WHAT THE EXERCISE ASKS ->
Copy everything in the listing below word for word, apart from any images.

RECORDS FOR THE EXERCISE ->
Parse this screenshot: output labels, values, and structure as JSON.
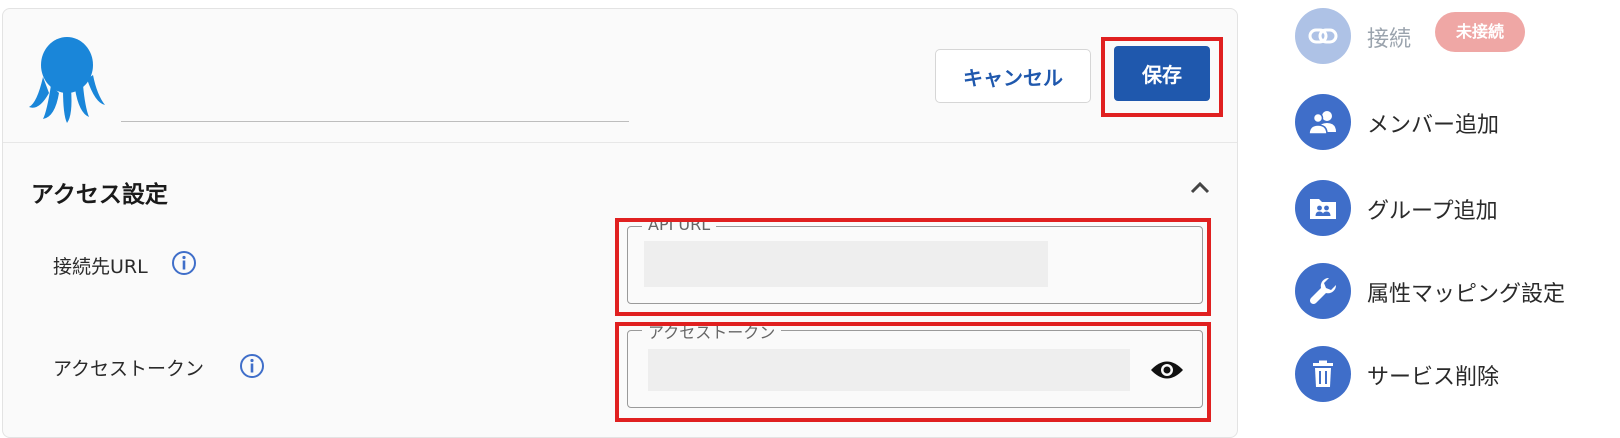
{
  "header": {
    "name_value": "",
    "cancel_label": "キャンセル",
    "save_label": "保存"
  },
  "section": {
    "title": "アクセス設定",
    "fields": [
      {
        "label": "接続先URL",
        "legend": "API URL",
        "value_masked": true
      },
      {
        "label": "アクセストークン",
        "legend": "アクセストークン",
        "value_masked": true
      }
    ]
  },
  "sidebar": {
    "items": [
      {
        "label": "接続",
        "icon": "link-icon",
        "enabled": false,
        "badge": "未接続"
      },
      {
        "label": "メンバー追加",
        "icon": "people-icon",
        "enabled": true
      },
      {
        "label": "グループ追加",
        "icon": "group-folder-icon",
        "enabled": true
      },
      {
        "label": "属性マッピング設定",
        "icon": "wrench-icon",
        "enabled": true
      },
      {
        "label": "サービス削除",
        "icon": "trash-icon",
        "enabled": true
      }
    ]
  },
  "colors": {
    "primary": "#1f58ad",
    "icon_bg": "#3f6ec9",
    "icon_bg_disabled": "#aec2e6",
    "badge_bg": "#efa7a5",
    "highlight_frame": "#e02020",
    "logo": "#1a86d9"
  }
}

TASK SOLUTION ->
Parse this screenshot: output labels, values, and structure as JSON.
{
  "header": {
    "name_value": "",
    "cancel_label": "キャンセル",
    "save_label": "保存"
  },
  "section": {
    "title": "アクセス設定",
    "fields": [
      {
        "label": "接続先URL",
        "legend": "API URL",
        "value_masked": true
      },
      {
        "label": "アクセストークン",
        "legend": "アクセストークン",
        "value_masked": true
      }
    ]
  },
  "sidebar": {
    "items": [
      {
        "label": "接続",
        "icon": "link-icon",
        "enabled": false,
        "badge": "未接続"
      },
      {
        "label": "メンバー追加",
        "icon": "people-icon",
        "enabled": true
      },
      {
        "label": "グループ追加",
        "icon": "group-folder-icon",
        "enabled": true
      },
      {
        "label": "属性マッピング設定",
        "icon": "wrench-icon",
        "enabled": true
      },
      {
        "label": "サービス削除",
        "icon": "trash-icon",
        "enabled": true
      }
    ]
  },
  "colors": {
    "primary": "#1f58ad",
    "icon_bg": "#3f6ec9",
    "icon_bg_disabled": "#aec2e6",
    "badge_bg": "#efa7a5",
    "highlight_frame": "#e02020",
    "logo": "#1a86d9"
  }
}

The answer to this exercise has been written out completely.